1. Human and human-like entities (including cyborgs, smiley faces, plus the occasional human underwear):
...and green leaves (Unless the leaves are edible - the fabric on the lower right looks like collard greens to me, so sometimes it travels to category 1):
7. Purples, lavenders:
11. Judaic prints:
Jack-o-lantern fabric is even more elusive. Edible, human, animal, or inanimate? I should just sew it into a trick-or-treat bag and donate it to a thrift shop, so I don't have to agonize over it anymore.
Like a month ago, when I was looking through my stash for holiday gift ideas. I found the following fabrics grouped together in the "Prints: Non-Human, Non-Animal, Inedible" box.
Plus there was this heavyweight Japanese print:

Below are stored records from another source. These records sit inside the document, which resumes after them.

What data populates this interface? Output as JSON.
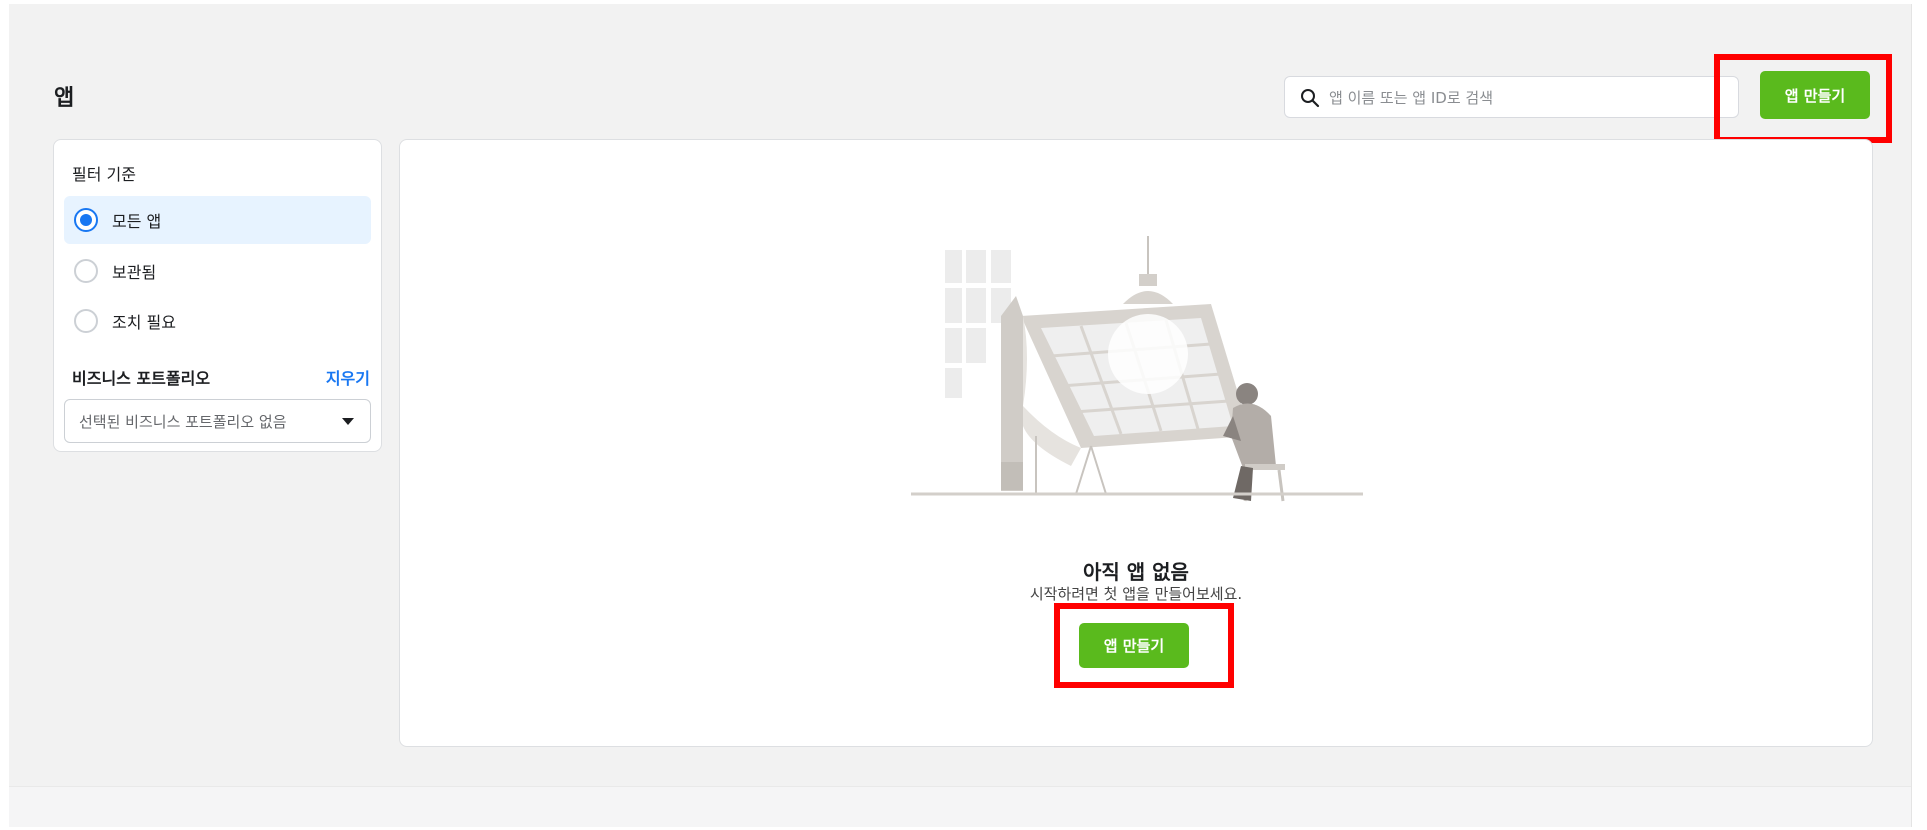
{
  "header": {
    "title": "앱",
    "search_placeholder": "앱 이름 또는 앱 ID로 검색",
    "create_button": "앱 만들기"
  },
  "filters": {
    "title": "필터 기준",
    "options": [
      {
        "label": "모든 앱",
        "selected": true
      },
      {
        "label": "보관됨",
        "selected": false
      },
      {
        "label": "조치 필요",
        "selected": false
      }
    ],
    "portfolio": {
      "label": "비즈니스 포트폴리오",
      "clear": "지우기",
      "selected_value": "선택된 비즈니스 포트폴리오 없음"
    }
  },
  "empty_state": {
    "title": "아직 앱 없음",
    "subtitle": "시작하려면 첫 앱을 만들어보세요.",
    "create_button": "앱 만들기"
  },
  "colors": {
    "accent_green": "#5aba1d",
    "selection_blue": "#1877f2",
    "highlight_red": "#ff0000"
  },
  "icons": {
    "search": "search-icon",
    "dropdown": "caret-down-icon"
  }
}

...which sent me running to the "food" shelf, where I knew I had another piece of heavy fabric purchased from the same quilt show vendor: a pastry fabric that says "petite gateau," which means "little cake" in French, even though the fabric is Japanese:
Now I had an extended family of fabrics, near-pastels with a lot of pink and a happy, air-tossed mood. I did a little improvisational cutting, sewing, and slicing, and wound up with four of these:
Along with four potholders, I made a couple of table mats:
To the table runner, I added borders of a pastel Liberty of London print (also from "Prints: Inanimate").
I like to take a group picture of related creations, so here they are, four potholders, two table runners jammed together. If I squinch my eyes, I can imagine what it might look like if I'd made them into one quilt:
Meh, it would have been a low-contrast quilt. (Speaking of contrast, can you find Waldo's sock in the picture?) Once photographed, I put my shoe back on, broke up the set, wrapped each in festive holographic cellophane, and distributed them to friends for holiday presents - my daughter asked for one, too - leaving me with the good memories and a little bit more space in my stash!
Yes, I really would love to hear about how you categorize your quilting fabrics!